Bhandare went on to issue a wake-up call for the Indian power generation
sector, saying their fixation on trying to match prices achieved in other
tenders without reference to coal quality could be self-damaging.
"Power utilities have to get real and get away from the illusion that
other buyers are getting cheaper coal. You get what you pay for," he said.
However, Bhandare added that coal-buying practices of Indian power
utilities were slowly evolving.
"Sooner or later power utilities will become more dynamic," he said.
VOLATILITY HERE TO STAY
London Commodity Brokers Managing Director Paul Graham-Clarke echoed
Bhandare's sentiments on the looming risk of a price correction to the
international thermal coal market.
"Within the current economic global picture one of the biggest worries is
inflation. We are seeing austere policies being introduced and I cannot see
current prices being sustained. I see coal prices coming off by 10-12% from
present levels," said Graham-Clarke during a question and answer session after
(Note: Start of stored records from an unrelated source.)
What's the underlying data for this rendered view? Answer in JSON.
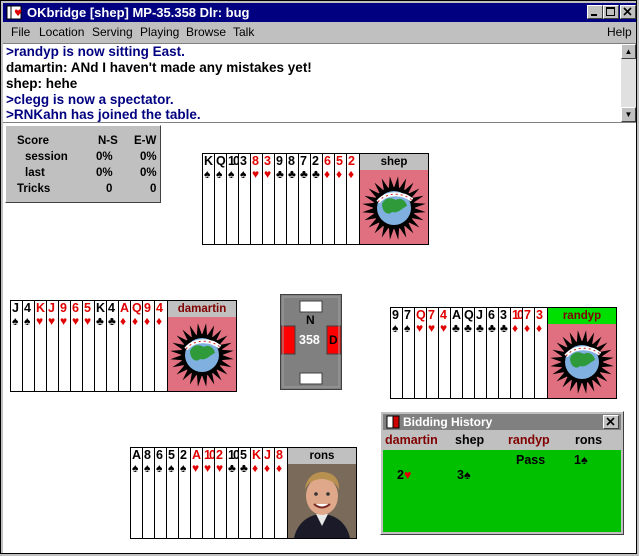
{
  "window": {
    "title": "OKbridge [shep]   MP-35.358   Dlr: bug"
  },
  "menu": {
    "file": "File",
    "location": "Location",
    "serving": "Serving",
    "playing": "Playing",
    "browse": "Browse",
    "talk": "Talk",
    "help": "Help"
  },
  "chat": {
    "lines": [
      {
        "text": ">randyp is now sitting East.",
        "color": "#000080"
      },
      {
        "text": "damartin: ANd I haven't made any mistakes yet!",
        "color": "#000000"
      },
      {
        "text": "shep: hehe",
        "color": "#000000"
      },
      {
        "text": ">clegg is now a spectator.",
        "color": "#000080"
      },
      {
        "text": ">RNKahn has joined the table.",
        "color": "#000080"
      }
    ]
  },
  "score": {
    "title": "Score",
    "ns": "N-S",
    "ew": "E-W",
    "rows": [
      {
        "label": "session",
        "ns": "0%",
        "ew": "0%"
      },
      {
        "label": "last",
        "ns": "0%",
        "ew": "0%"
      },
      {
        "label": "Tricks",
        "ns": "0",
        "ew": "0"
      }
    ]
  },
  "players": {
    "north": {
      "name": "shep",
      "cards": [
        {
          "r": "K",
          "s": "♠",
          "red": false
        },
        {
          "r": "Q",
          "s": "♠",
          "red": false
        },
        {
          "r": "10",
          "s": "♠",
          "red": false
        },
        {
          "r": "3",
          "s": "♠",
          "red": false
        },
        {
          "r": "8",
          "s": "♥",
          "red": true
        },
        {
          "r": "3",
          "s": "♥",
          "red": true
        },
        {
          "r": "9",
          "s": "♣",
          "red": false
        },
        {
          "r": "8",
          "s": "♣",
          "red": false
        },
        {
          "r": "7",
          "s": "♣",
          "red": false
        },
        {
          "r": "2",
          "s": "♣",
          "red": false
        },
        {
          "r": "6",
          "s": "♦",
          "red": true
        },
        {
          "r": "5",
          "s": "♦",
          "red": true
        },
        {
          "r": "2",
          "s": "♦",
          "red": true
        }
      ]
    },
    "west": {
      "name": "damartin",
      "cards": [
        {
          "r": "J",
          "s": "♠",
          "red": false
        },
        {
          "r": "4",
          "s": "♠",
          "red": false
        },
        {
          "r": "K",
          "s": "♥",
          "red": true
        },
        {
          "r": "J",
          "s": "♥",
          "red": true
        },
        {
          "r": "9",
          "s": "♥",
          "red": true
        },
        {
          "r": "6",
          "s": "♥",
          "red": true
        },
        {
          "r": "5",
          "s": "♥",
          "red": true
        },
        {
          "r": "K",
          "s": "♣",
          "red": false
        },
        {
          "r": "4",
          "s": "♣",
          "red": false
        },
        {
          "r": "A",
          "s": "♦",
          "red": true
        },
        {
          "r": "Q",
          "s": "♦",
          "red": true
        },
        {
          "r": "9",
          "s": "♦",
          "red": true
        },
        {
          "r": "4",
          "s": "♦",
          "red": true
        }
      ]
    },
    "east": {
      "name": "randyp",
      "cards": [
        {
          "r": "9",
          "s": "♠",
          "red": false
        },
        {
          "r": "7",
          "s": "♠",
          "red": false
        },
        {
          "r": "Q",
          "s": "♥",
          "red": true
        },
        {
          "r": "7",
          "s": "♥",
          "red": true
        },
        {
          "r": "4",
          "s": "♥",
          "red": true
        },
        {
          "r": "A",
          "s": "♣",
          "red": false
        },
        {
          "r": "Q",
          "s": "♣",
          "red": false
        },
        {
          "r": "J",
          "s": "♣",
          "red": false
        },
        {
          "r": "6",
          "s": "♣",
          "red": false
        },
        {
          "r": "3",
          "s": "♣",
          "red": false
        },
        {
          "r": "10",
          "s": "♦",
          "red": true
        },
        {
          "r": "7",
          "s": "♦",
          "red": true
        },
        {
          "r": "3",
          "s": "♦",
          "red": true
        }
      ]
    },
    "south": {
      "name": "rons",
      "cards": [
        {
          "r": "A",
          "s": "♠",
          "red": false
        },
        {
          "r": "8",
          "s": "♠",
          "red": false
        },
        {
          "r": "6",
          "s": "♠",
          "red": false
        },
        {
          "r": "5",
          "s": "♠",
          "red": false
        },
        {
          "r": "2",
          "s": "♠",
          "red": false
        },
        {
          "r": "A",
          "s": "♥",
          "red": true
        },
        {
          "r": "10",
          "s": "♥",
          "red": true
        },
        {
          "r": "2",
          "s": "♥",
          "red": true
        },
        {
          "r": "10",
          "s": "♣",
          "red": false
        },
        {
          "r": "5",
          "s": "♣",
          "red": false
        },
        {
          "r": "K",
          "s": "♦",
          "red": true
        },
        {
          "r": "J",
          "s": "♦",
          "red": true
        },
        {
          "r": "8",
          "s": "♦",
          "red": true
        }
      ]
    }
  },
  "compass": {
    "north": "N",
    "board": "358",
    "dealer": "D"
  },
  "bidding": {
    "title": "Bidding History",
    "headers": [
      "damartin",
      "shep",
      "randyp",
      "rons"
    ],
    "row1": [
      "",
      "",
      "Pass",
      "1♠"
    ],
    "row2": [
      "2♥",
      "3♠",
      "",
      ""
    ]
  },
  "colors": {
    "titlebar": "#000080",
    "table_green": "#00c000",
    "east_name_bg": "#00e000",
    "name_bg": "#c0c0c0",
    "avatar_bg": "#e07080",
    "red_suit": "#e00000",
    "bid_header": "#800000"
  },
  "icons": {
    "app": "bridge-app-icon",
    "minimize": "minimize-icon",
    "maximize": "maximize-icon",
    "close": "close-icon"
  }
}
"Why aren't we seeing some Indian and Chinese buyers? If demand is huge
we should see prices still at $150/mt FOB."
Graham-Clarke said he expected any potential market correction to be
short-lived, however, and forecast that international coal prices would
recover toward the end of 2011 and into early 2012.
"Volatility is here to stay," he said.
In the next six years to 2017, India's capacity for electricity
generation is forecast to grow to 215 GW. In order to meet this demand,
India's present volume of coal imports would have to double, Graham-Clarke
LCB brokered coal deals involving 250 million mt last year, including 80
million mt in the Indian coal market.
CHINESE DEMAND, RUSSIAN SUPPLY
Australia and New Zealand Bank's director of energy sales, Marcus Pearl,
said that international thermal coal prices had been driven by surprise events
since last August, starting with extended rainfall in Indonesia and extending
to the devastating floods in Queensland.
Without these weather-related events, the perception of the market's
supply and demand position might have been different, he said.
"We still have some concerns about the relevance of demand in the market.
If we see supply normalize, it could cause some issues," he said, adding that
"the Newcastle market is well-supported at about $130-$135/mt FOB."
Chinese demand for imported thermal coal would be the key driver for coal
"The number one driver is when credible Chinese buyers come back to the
market. I think it will be sometime around May," said Pearl.
Suek's emerging markets manager, Gao Yaoken, made the case for Russian
thermal coal traveling to India by illustrating the relative cost of Panamax
freight from eastern Russia to India, compared with Richards Bay to India.
In the past two years, the arbitrage window for Russian thermal coal
exports to India has opened on a number of occasions, said Gao in his
"It has made sense for us to look at India. For Indian customers, it does
make sense to pay attention to the level of freight from Russia," said Gao.
He added that, for the first time this year, the Russian coal producer's
coal exports were split 50:50 between the Atlantic and Pacific thermal coal
"For much of the time, freight from Vanino [on Russia's eastern seaboard]
to the east coast of India has been more competitive than for Richards Bay to
eastern India. Freight from Far Eastern Russia to the west coast of India has
been at the same level as freight from Richards Bay and sometimes has been
lower," he said.
Richards Bay to India Panamax freight has fluctuated between $14-21/mt
during the past six months, according to Platts price assessments.
--Mike Cooper, email@example.com